Most well-known banks and financing institutions do report to business credit bureaus. Many other finance companies will report to governmental authorities which the bureaus rely on for accurate data. However, if you are unsure, simply ask. You don’t want to spend years paying all your debts for it to have no impact on your credit score.

9. Keep Your Information Up to Date

While personal credit scores benefit from an efficient and relatively standardized model thanks to the FICO score, business credit unfortunately does not. In light of this, it is crucial you keep your information up to date and keep an eye on all four of the popular bureaus mentioned so far. These include Dun & Bradstreet, Equifax, Experian, and TransUnion.

Remember, a lender or some other financial institution could acquire your business credit report from any of the bureaus at any time, so it is important that you remain vigilant about keeping them up to date. While most of the information you are allowed to update is basic, data like the number of employees you have and certain financial documents can be important factors when lenders are trying to make a decision.

10. Repay Your Debts on Time and Be Financially Responsible

This is definitely very straightforward, but it is important nonetheless. Just like personal credit scores, business credit scores will suffer if you fail to pay your debts back on time and in line with the agreed upon terms and schedule.

The best way to ensure that you are meeting all your financial commitments is by being financially responsible. Don’t take on debts that you can’t afford to pay back or which you think you may have difficulty paying back. Also ensure that you fully understand any and all contracts you enter into with lenders so that you are not taken by surprise by unexpected fees and financial commitments. Overall, use your good judgement and common sense.

An Overview of Building Business Credit

Building a strong business credit profile is an important aspect of running a successful small company. Having a great credit rating can open up a world of new opportunities for your business by enabling you to have access to a wide range of loans and other financial opportunities. Through properly setting up your business to start building a credit score, you can ensure that you’ll be able to have access to these opportunities in the future when your business most needs them, whether that’s in a time of financial difficulty or when you are looking to grow your business and take it to the next level.

Tim Kelly

Mr. Kelly is a 20-year veteran in online business and financing.

He has consulted some of the top brokerages, media companies and financial exchanges in the area of finance, online marketing and content management including: The New York Board of Trade, Chicago Board Options Exchange, International Business Times, Briefing.com, Bloomberg and Bridge Information Systems and 401kTV.

He continues to be a regular market analyst and writer for ForexTV.com. He holds a Series 3 and Series 34 CFTC registration and formerly was a Commodities Trading Advisor (CTA).He was also a licensed Property & Casualty; Life, Accident & Health Insurance Producer in New York State.

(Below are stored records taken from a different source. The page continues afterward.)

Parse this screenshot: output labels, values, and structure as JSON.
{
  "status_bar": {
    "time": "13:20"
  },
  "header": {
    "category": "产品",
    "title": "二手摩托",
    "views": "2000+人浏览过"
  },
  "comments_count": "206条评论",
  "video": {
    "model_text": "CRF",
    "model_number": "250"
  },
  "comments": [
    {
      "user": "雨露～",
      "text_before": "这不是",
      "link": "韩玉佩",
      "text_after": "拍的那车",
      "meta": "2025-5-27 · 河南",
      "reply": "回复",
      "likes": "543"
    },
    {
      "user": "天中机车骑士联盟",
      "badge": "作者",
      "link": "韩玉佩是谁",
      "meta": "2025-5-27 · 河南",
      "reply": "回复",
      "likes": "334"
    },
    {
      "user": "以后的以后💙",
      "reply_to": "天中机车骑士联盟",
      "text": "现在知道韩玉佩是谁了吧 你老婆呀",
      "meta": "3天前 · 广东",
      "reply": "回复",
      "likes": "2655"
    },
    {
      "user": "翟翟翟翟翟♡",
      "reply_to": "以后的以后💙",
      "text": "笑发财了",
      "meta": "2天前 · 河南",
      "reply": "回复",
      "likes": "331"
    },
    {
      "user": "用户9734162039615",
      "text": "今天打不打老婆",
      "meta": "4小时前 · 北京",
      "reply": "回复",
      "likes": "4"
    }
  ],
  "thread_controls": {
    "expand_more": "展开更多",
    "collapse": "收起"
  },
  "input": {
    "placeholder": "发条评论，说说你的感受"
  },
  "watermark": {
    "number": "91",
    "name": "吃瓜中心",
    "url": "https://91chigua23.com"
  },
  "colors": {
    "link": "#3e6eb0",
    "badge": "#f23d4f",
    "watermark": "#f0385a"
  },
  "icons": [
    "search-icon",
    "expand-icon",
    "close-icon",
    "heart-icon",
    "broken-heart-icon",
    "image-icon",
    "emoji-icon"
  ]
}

In addition to writing about the financial markets, Mr. Kelly writes extensively about small business marketing and finance.

Mr. Kelly attended Boston College where he studied English Literature and Economics, and also attended the University of Siena, Italy where he studied studio art.

Mr. Kelly has been a decades-long community volunteer, he established the community assistance foundation, Kelly's Heroes. He has also been a coach of Youth Lacrosse for over 10 years. Prior to volunteering in youth sports, Mr. Kelly was involved in the Inner City Scholarship program administered by the Archdiocese of New York.

Mr, Kelly was Sr. VP Global Marketing for Bridge Information Systems, the world’s second largest financial market data vendor. Prior to Bridge, Mr. Kelly was a team leader of Media at Bloomberg Financial Markets.
Tim Kelly